This has led to Portugal's drug policy’s greatest triumph: its success in reducing the stigma associated with drug use and addiction. By treating drug addiction as a health issue, rather than a criminal issue, Portugal has helped to reduce the shame and stigma that many drug users experience, something that cannot be underestimated as addiction itself is born of a cycle of internalised stigma and self-hatred. This has made it easier and safer for drug users to seek help and support for their addiction, leading to improved outcomes for individuals and for society as a whole.

Portugal's drug policy has been a resounding success, and Ireland is running out of excuses on why we are failing to follow suit, leaving a trail of destruction in our current drug policy’s wake. Portugal was once in a position even worse than we are now. As recently as 2000, it was facing 104.2 new cases of HIV per million, largely due to injecting drug use. In 2015, that was reduced to 4.2 cases per million thanks to a willingness to put government control aside and evidence first. By following suit and decriminalising, Ireland and other countries in a similar situation could take a daring step towards improving public health outcomes for the most vulnerable in our society and demonstrating our commitment to evidence-based policies that prioritise the well-being of our citizens.

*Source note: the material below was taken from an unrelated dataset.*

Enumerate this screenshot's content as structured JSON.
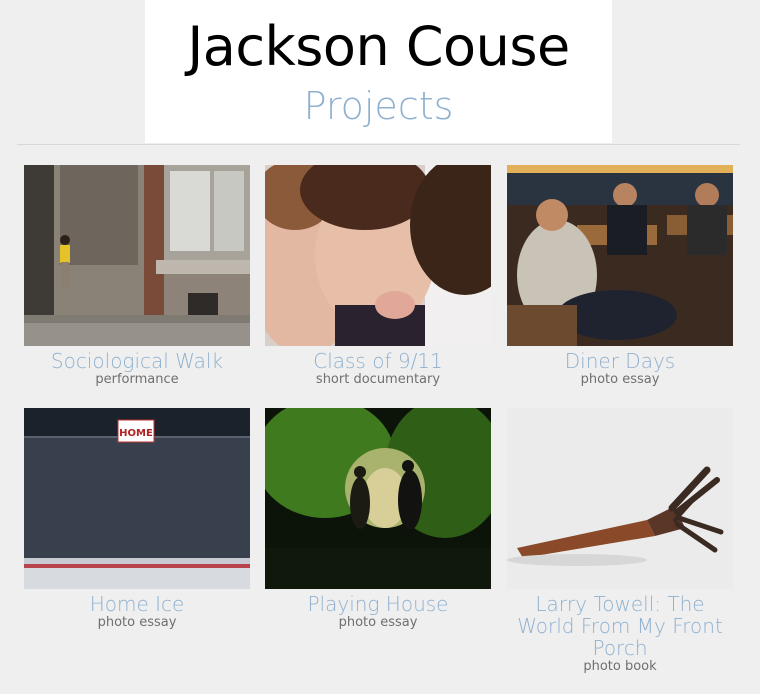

This article was wirtten by Juliette Barnes. Juliette is a fellow with Young Voices Europe based in Ireland. She writes about free speech and civil liberties, among other topics.


1 European Drug Report 2023: Trends and Developments.